One sure way to make others question your authority (yes, imagine Cartman’s voice there, please) is to confuse similar words. Granted, most people may not notice–but if your life, your career, involves words (like, say, writers) then you might want to insure that you speak with the utmost clarity and precision.
Let’s take this pair:
leery/wary–[adj] cautious, suspicious
weary–[adj] the state of being tired (literally or figuratively)/[verb] to become weary
Some sentences are written such that either word could make sense.
- Example: “She was leery/wary/weary of her suitor’s Alphole behavior.”
- note: leery and wary can be used interchangeably in all these examples*
However, if your sentences are more precise, then you may encounter serious reader confusion.
- Example: “After making love that night, the Duke of Netherloin was wary of his beloved’s lusty, womanly cavern.”
Ick! Makes you wonder whether she’s got teeth down there.
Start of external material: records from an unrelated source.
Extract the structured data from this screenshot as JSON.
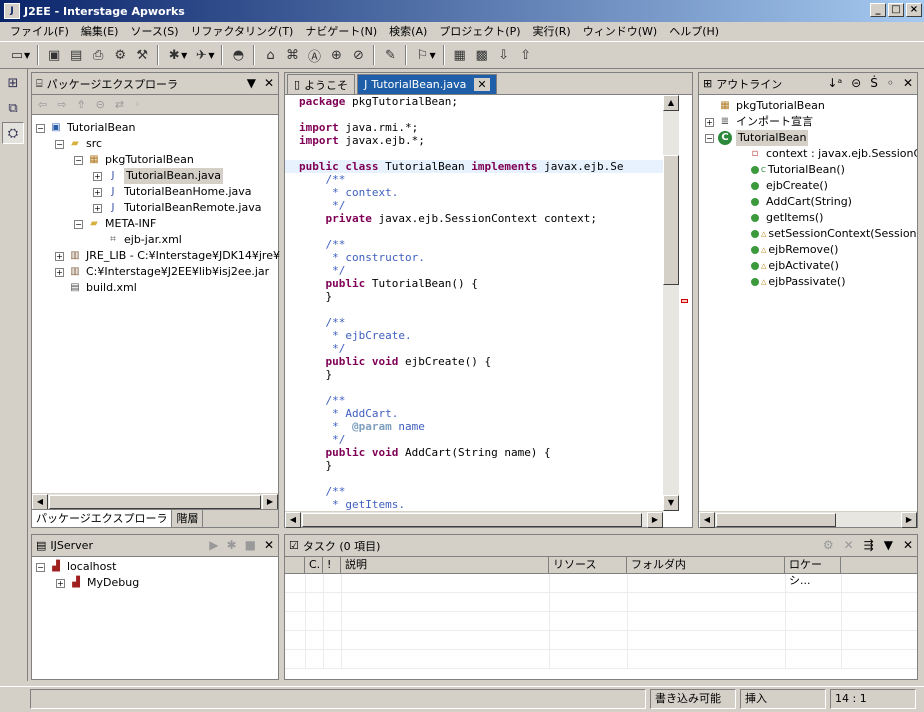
{
  "window": {
    "title": "J2EE - Interstage Apworks"
  },
  "menu": [
    "ファイル(F)",
    "編集(E)",
    "ソース(S)",
    "リファクタリング(T)",
    "ナビゲート(N)",
    "検索(A)",
    "プロジェクト(P)",
    "実行(R)",
    "ウィンドウ(W)",
    "ヘルプ(H)"
  ],
  "package_explorer": {
    "title": "パッケージエクスプローラ",
    "tree": [
      {
        "label": "TutorialBean",
        "indent": 0,
        "exp": "−",
        "icon": "project"
      },
      {
        "label": "src",
        "indent": 1,
        "exp": "−",
        "icon": "folder"
      },
      {
        "label": "pkgTutorialBean",
        "indent": 2,
        "exp": "−",
        "icon": "package"
      },
      {
        "label": "TutorialBean.java",
        "indent": 3,
        "exp": "+",
        "icon": "java",
        "selected": true
      },
      {
        "label": "TutorialBeanHome.java",
        "indent": 3,
        "exp": "+",
        "icon": "java"
      },
      {
        "label": "TutorialBeanRemote.java",
        "indent": 3,
        "exp": "+",
        "icon": "java"
      },
      {
        "label": "META-INF",
        "indent": 2,
        "exp": "−",
        "icon": "folder"
      },
      {
        "label": "ejb-jar.xml",
        "indent": 3,
        "exp": "",
        "icon": "xml"
      },
      {
        "label": "JRE_LIB - C:¥Interstage¥JDK14¥jre¥",
        "indent": 1,
        "exp": "+",
        "icon": "jar"
      },
      {
        "label": "C:¥Interstage¥J2EE¥lib¥isj2ee.jar",
        "indent": 1,
        "exp": "+",
        "icon": "jar"
      },
      {
        "label": "build.xml",
        "indent": 1,
        "exp": "",
        "icon": "file"
      }
    ],
    "tabs": [
      "パッケージエクスプローラ",
      "階層"
    ]
  },
  "editor": {
    "tabs": [
      "ようこそ",
      "TutorialBean.java"
    ],
    "lines": [
      [
        [
          "kw",
          "package"
        ],
        [
          "",
          "pkgTutorialBean;"
        ]
      ],
      [
        [
          "",
          ""
        ]
      ],
      [
        [
          "kw",
          "import"
        ],
        [
          "",
          "java.rmi.*;"
        ]
      ],
      [
        [
          "kw",
          "import"
        ],
        [
          "",
          "javax.ejb.*;"
        ]
      ],
      [
        [
          "",
          ""
        ]
      ],
      [
        [
          "kw",
          "public"
        ],
        [
          "kw",
          "class"
        ],
        [
          "",
          "TutorialBean"
        ],
        [
          "kw",
          "implements"
        ],
        [
          "",
          "javax.ejb.Se"
        ]
      ],
      [
        [
          "cm",
          "    /**"
        ]
      ],
      [
        [
          "cm",
          "     * context."
        ]
      ],
      [
        [
          "cm",
          "     */"
        ]
      ],
      [
        [
          "kw",
          "    private"
        ],
        [
          "",
          "javax.ejb.SessionContext context;"
        ]
      ],
      [
        [
          "",
          ""
        ]
      ],
      [
        [
          "cm",
          "    /**"
        ]
      ],
      [
        [
          "cm",
          "     * constructor."
        ]
      ],
      [
        [
          "cm",
          "     */"
        ]
      ],
      [
        [
          "kw",
          "    public"
        ],
        [
          "",
          "TutorialBean() {"
        ]
      ],
      [
        [
          "",
          "    }"
        ]
      ],
      [
        [
          "",
          ""
        ]
      ],
      [
        [
          "cm",
          "    /**"
        ]
      ],
      [
        [
          "cm",
          "     * ejbCreate."
        ]
      ],
      [
        [
          "cm",
          "     */"
        ]
      ],
      [
        [
          "kw",
          "    public"
        ],
        [
          "kw",
          "void"
        ],
        [
          "",
          "ejbCreate() {"
        ]
      ],
      [
        [
          "",
          "    }"
        ]
      ],
      [
        [
          "",
          ""
        ]
      ],
      [
        [
          "cm",
          "    /**"
        ]
      ],
      [
        [
          "cm",
          "     * AddCart."
        ]
      ],
      [
        [
          "cm",
          "     * "
        ],
        [
          "cmb",
          "@param"
        ],
        [
          "cm",
          "name"
        ]
      ],
      [
        [
          "cm",
          "     */"
        ]
      ],
      [
        [
          "kw",
          "    public"
        ],
        [
          "kw",
          "void"
        ],
        [
          "",
          "AddCart(String name) {"
        ]
      ],
      [
        [
          "",
          "    }"
        ]
      ],
      [
        [
          "",
          ""
        ]
      ],
      [
        [
          "cm",
          "    /**"
        ]
      ],
      [
        [
          "cm",
          "     * getItems."
        ]
      ]
    ]
  },
  "outline": {
    "title": "アウトライン",
    "tree": [
      {
        "label": "pkgTutorialBean",
        "indent": 0,
        "exp": "",
        "icon": "package"
      },
      {
        "label": "インポート宣言",
        "indent": 0,
        "exp": "+",
        "icon": "imports"
      },
      {
        "label": "TutorialBean",
        "indent": 0,
        "exp": "−",
        "icon": "class",
        "selected": true
      },
      {
        "label": "context : javax.ejb.SessionC",
        "indent": 1,
        "exp": "",
        "icon": "field"
      },
      {
        "label": "TutorialBean()",
        "indent": 1,
        "exp": "",
        "icon": "method",
        "mark": "C"
      },
      {
        "label": "ejbCreate()",
        "indent": 1,
        "exp": "",
        "icon": "method"
      },
      {
        "label": "AddCart(String)",
        "indent": 1,
        "exp": "",
        "icon": "method"
      },
      {
        "label": "getItems()",
        "indent": 1,
        "exp": "",
        "icon": "method"
      },
      {
        "label": "setSessionContext(Session",
        "indent": 1,
        "exp": "",
        "icon": "method",
        "mark": "△"
      },
      {
        "label": "ejbRemove()",
        "indent": 1,
        "exp": "",
        "icon": "method",
        "mark": "△"
      },
      {
        "label": "ejbActivate()",
        "indent": 1,
        "exp": "",
        "icon": "method",
        "mark": "△"
      },
      {
        "label": "ejbPassivate()",
        "indent": 1,
        "exp": "",
        "icon": "method",
        "mark": "△"
      }
    ]
  },
  "server": {
    "title": "IJServer",
    "tree": [
      {
        "label": "localhost",
        "indent": 0,
        "exp": "−",
        "icon": "server"
      },
      {
        "label": "MyDebug",
        "indent": 1,
        "exp": "+",
        "icon": "server"
      }
    ]
  },
  "tasks": {
    "title": "タスク (0 項目)",
    "columns": [
      "C.",
      "!",
      "説明",
      "リソース",
      "フォルダ内",
      "ロケーシ..."
    ]
  },
  "status": {
    "mode": "書き込み可能",
    "insert": "挿入",
    "pos": "14 : 1"
  }
}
While the correct form (“weary of [her] cavern”) doesn’t say much for his staying power, it certainly doesn’t imply cannibalistic vaginas.
*Extra note: leery [adv] and leer [verb] shouldn’t be confused either. You get leery when the sketchy guy in the corner leers at you. If you leer at the guy and make him leery, well, you’ve got to work on your pick-up technique.